If this summer’s free film series in Santa Barbara has proven anything, it’s that Alfred Hitchcock can still capture audiences.
The weekly screenings of Hitchcock's classic thrillers have packed Campbell Hall at UCSB and the Santa Barbara Courthouse’s Sunken Garden for two months straight, and the finale film, Strangers on a Train, is scheduled for 8:30 p.m. Friday.
It’s the fourth annual film series with collaboration between UCSB Arts & Lectures and the Santa Barbara County Arts Commission, and it’s by far the most popular, said Ginny Brush, executive director of the Arts Commission.
Previous years have had 1,200 to 2,000 people come out, but Hitchcock films brought out closer to 3,000 for the most popular films, she said.
“Even at UCSB, they’re getting the largest crowds they’ve gotten out there," she said. "They thought it would just be students, but they said older people were going because they’d rather not sit on the grass.”
Brush collaborates with Roman Baratiak, associate director of UCSB’s Arts & Lectures, to come up with the theme and titles each year. Since the groups have worked together, they’ve chosen classic-movie themes: singing and dancing musicals, monster movies and science fiction/alien films.
“Our first year we were involved we did a classic movie monster series, and I had no idea how it was going to go,” Baratiak said. “It was amazing to see how many people were there for the first screening.”
They’ve added more bathrooms and cleanup crews, and beefed up security this year due to the huge crowds.
“A part of that is a response to the fact that people are arriving early for the 5 o’clock reserve your space, and security is there to control the land rush that happens,” Baratiak said.
Once the courthouse tower clock strikes 5 p.m. every Friday, the gathered crowd of people rushes onto the lower garden and throws down blankets and chairs to stake their claim.
People seem to be putting down blankets earlier and earlier for the upper areas of lawn as well, with the entire half-block area full at least an hour before each movie starts.
“For the whole younger generation, this is all new to them,” Brush said. “I mean, I grew up on these things, The Birds and Rear Window, and I think there’s more fascination with that style, the Hitchcock style with suspense.”
She thinks the recent movie Hitchcock could have something to do with it, too.
It’s becoming a summer tradition for locals and will continue as long as groups work together to fund it, Brush said.
The County Parks Foundation helps pay for the projectionist — which had better sound and picture quality this year, Baratiak points out — and the County Parks Department provides rangers for security and some help with cleanup.
Baratiak chose Vertigo, Rear Window, North by Northwest, Psycho, Shadow of a Doubt, Notorious, The Birds and Strangers on a Train for this year’s lineup.
“Hitchcock really resonated with folks,” Baratiak said. “I think as long as people have a good experience, it will tend to grow every year.”
He’s already planning for next year’s theme but won’t give any hints.
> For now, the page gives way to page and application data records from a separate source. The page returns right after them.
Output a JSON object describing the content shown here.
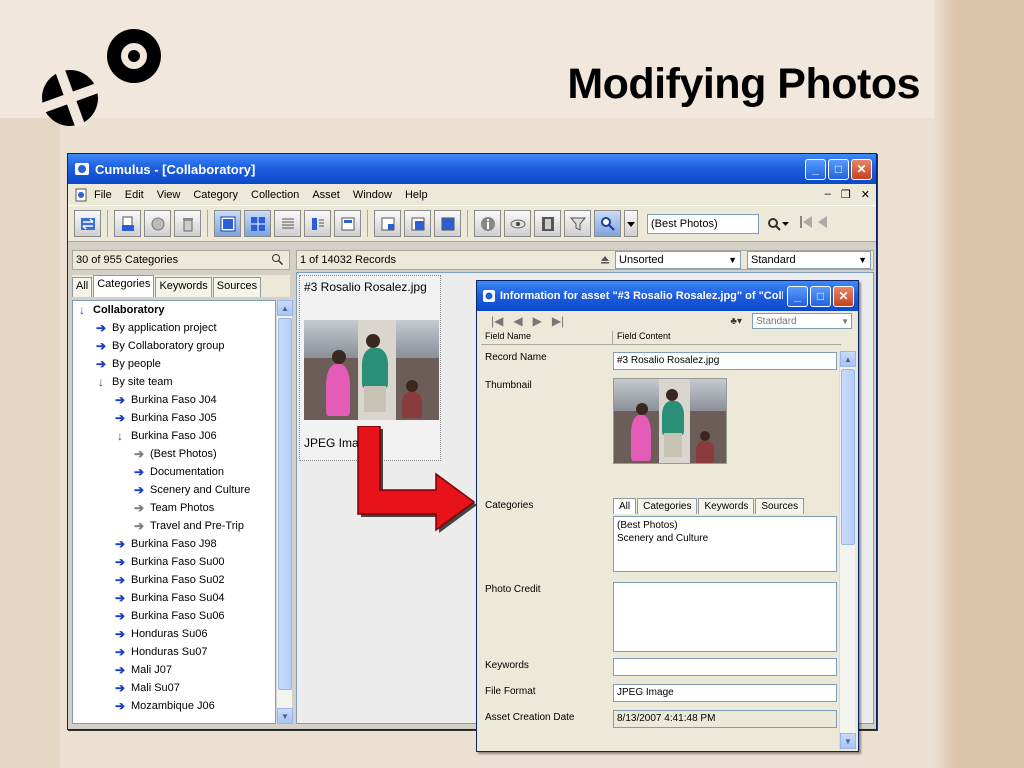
{
  "slide": {
    "title": "Modifying Photos"
  },
  "window": {
    "title": "Cumulus - [Collaboratory]",
    "menu": [
      "File",
      "Edit",
      "View",
      "Category",
      "Collection",
      "Asset",
      "Window",
      "Help"
    ],
    "toolbar_search": "(Best Photos)"
  },
  "left_pane": {
    "count": "30 of 955 Categories",
    "tabs": [
      "All",
      "Categories",
      "Keywords",
      "Sources"
    ],
    "tree": [
      {
        "label": "Collaboratory",
        "level": 0,
        "expanded": true,
        "bold": true
      },
      {
        "label": "By application project",
        "level": 1
      },
      {
        "label": "By Collaboratory group",
        "level": 1
      },
      {
        "label": "By people",
        "level": 1
      },
      {
        "label": "By site team",
        "level": 1,
        "expanded": true
      },
      {
        "label": "Burkina Faso J04",
        "level": 2
      },
      {
        "label": "Burkina Faso J05",
        "level": 2
      },
      {
        "label": "Burkina Faso J06",
        "level": 2,
        "expanded": true
      },
      {
        "label": "(Best Photos)",
        "level": 3,
        "grey": true
      },
      {
        "label": "Documentation",
        "level": 3
      },
      {
        "label": "Scenery and Culture",
        "level": 3
      },
      {
        "label": "Team Photos",
        "level": 3,
        "grey": true
      },
      {
        "label": "Travel and Pre-Trip",
        "level": 3,
        "grey": true
      },
      {
        "label": "Burkina Faso J98",
        "level": 2
      },
      {
        "label": "Burkina Faso Su00",
        "level": 2
      },
      {
        "label": "Burkina Faso Su02",
        "level": 2
      },
      {
        "label": "Burkina Faso Su04",
        "level": 2
      },
      {
        "label": "Burkina Faso Su06",
        "level": 2
      },
      {
        "label": "Honduras Su06",
        "level": 2
      },
      {
        "label": "Honduras Su07",
        "level": 2
      },
      {
        "label": "Mali J07",
        "level": 2
      },
      {
        "label": "Mali Su07",
        "level": 2
      },
      {
        "label": "Mozambique J06",
        "level": 2
      }
    ]
  },
  "right_pane": {
    "count": "1 of 14032 Records",
    "sort": "Unsorted",
    "view": "Standard",
    "card": {
      "name": "#3 Rosalio Rosalez.jpg",
      "format": "JPEG Ima"
    }
  },
  "dialog": {
    "title": "Information for asset \"#3 Rosalio Rosalez.jpg\" of \"Coll...",
    "view": "Standard",
    "col_name": "Field Name",
    "col_content": "Field Content",
    "fields": {
      "record_name_label": "Record Name",
      "record_name": "#3 Rosalio Rosalez.jpg",
      "thumbnail_label": "Thumbnail",
      "categories_label": "Categories",
      "cat_tabs": [
        "All",
        "Categories",
        "Keywords",
        "Sources"
      ],
      "categories": [
        "(Best Photos)",
        "Scenery and Culture"
      ],
      "photo_credit_label": "Photo Credit",
      "keywords_label": "Keywords",
      "file_format_label": "File Format",
      "file_format": "JPEG Image",
      "creation_date_label": "Asset Creation Date",
      "creation_date": "8/13/2007 4:41:48 PM"
    }
  },
  "colors": {
    "title_blue": "#0a49c8",
    "arrow_red": "#e8121a",
    "tree_arrow": "#1a3fc8"
  }
}
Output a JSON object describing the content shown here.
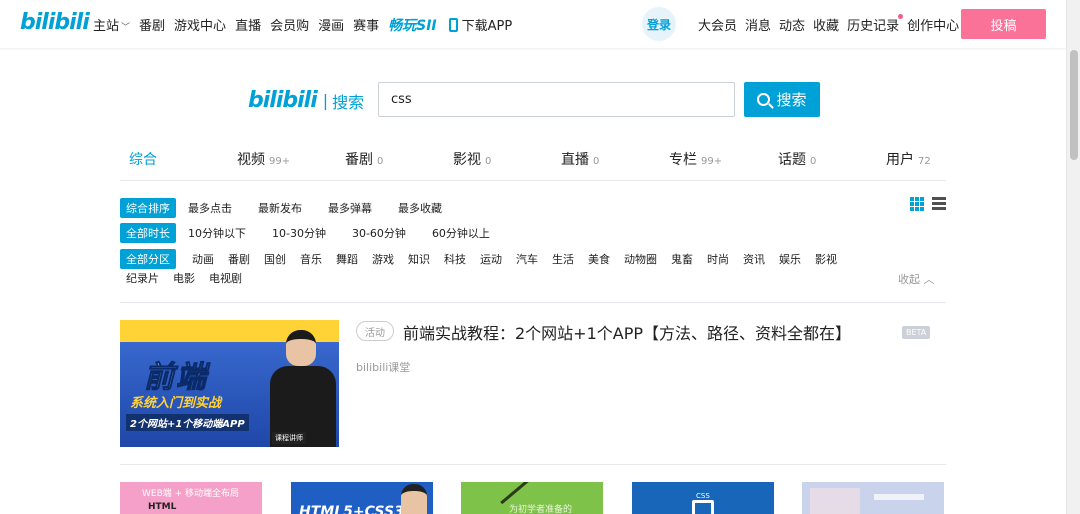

He did say that the series isn’t designed to screen family films, partly because of the late start time and the kinds of films they choose.